Some argue that Ron Paul was never relevant, that he was simply a gadfly who never accomplished anything legislatively. Others, myself included, argue that maybe, just maybe, the Ron Paul Revolution is the last best hope for saving the GOP from oblivion.
NOTE: If the Ron Paul Revolution were actually about saving the GOP Ron Paul would have endorsed Mitt Romney for President in the 2012 Elections. The Ron Paul Revolution is not about saving the GOP, it’s about saving the country.
As I walk through airports, ride in taxis and meet people in large cities — people of color, working-class people, people with tattoos, people in overalls, people with piercings and even, at times, people in suits — I am amazed at the diversity of folks who come up and say how much they admire Ron Paul.

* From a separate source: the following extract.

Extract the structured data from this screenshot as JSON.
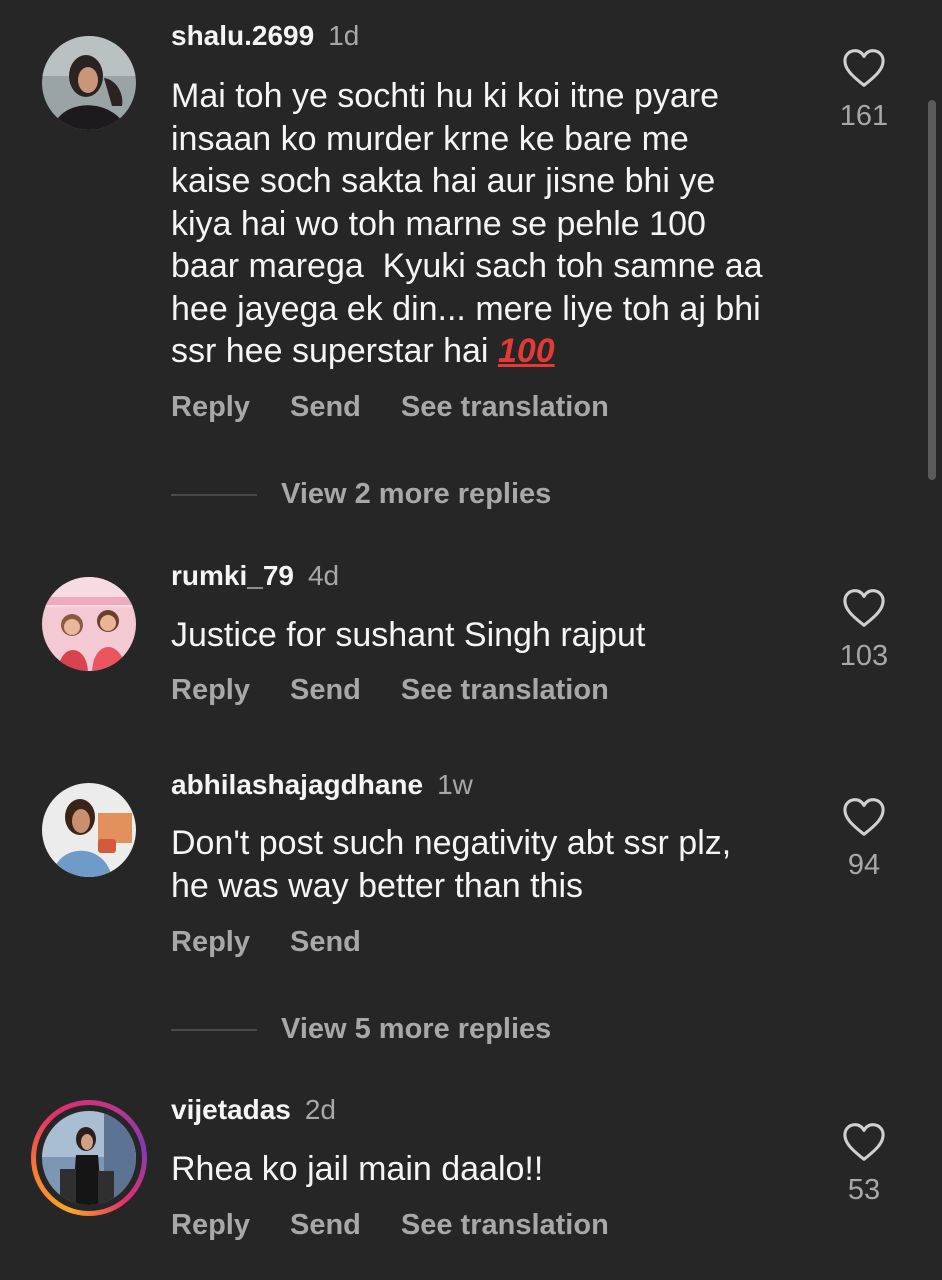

At rallies around the country, from the liberal bastion of Berkeley, Calif., where 8,000 students came to an event, to Jerry Falwell’s Liberty University, kids from all over the political spectrum came to listen to Ron Paul.
The naysayers will point out: “He didn’t even win a primary.” This is true, but when polled directly against President Obama, Ron Paul ran neck-and-neck with an interesting demographic. In the heat of the campaign, a Feb. 28 Rasmussen poll showed him leading Mr. Obama, winning the independent vote, taking a significant part of the Democratic vote and losing a significant part of the Republican vote. He truly attracted voters across the political divide from both parties and from independents.
His colleagues in Congress would ask with envy, “How do you raise so much money from the youth? From the Internet?” The truth was much more revealing. College students, welders, carpenters, maids, blacks, whites and Hispanics latched onto Ron Paul’s unique message of fiscal conservatism, personal privacy and liberty and a less bellicose foreign policy, one of taking care of things at home before sending our soldiers and our money abroad. It is and was the message that attracted the youth, the message that combined the fiscal conservatism and limited constitutional government of Republicans and a more restrained foreign policy sometimes exhibited by Democrats.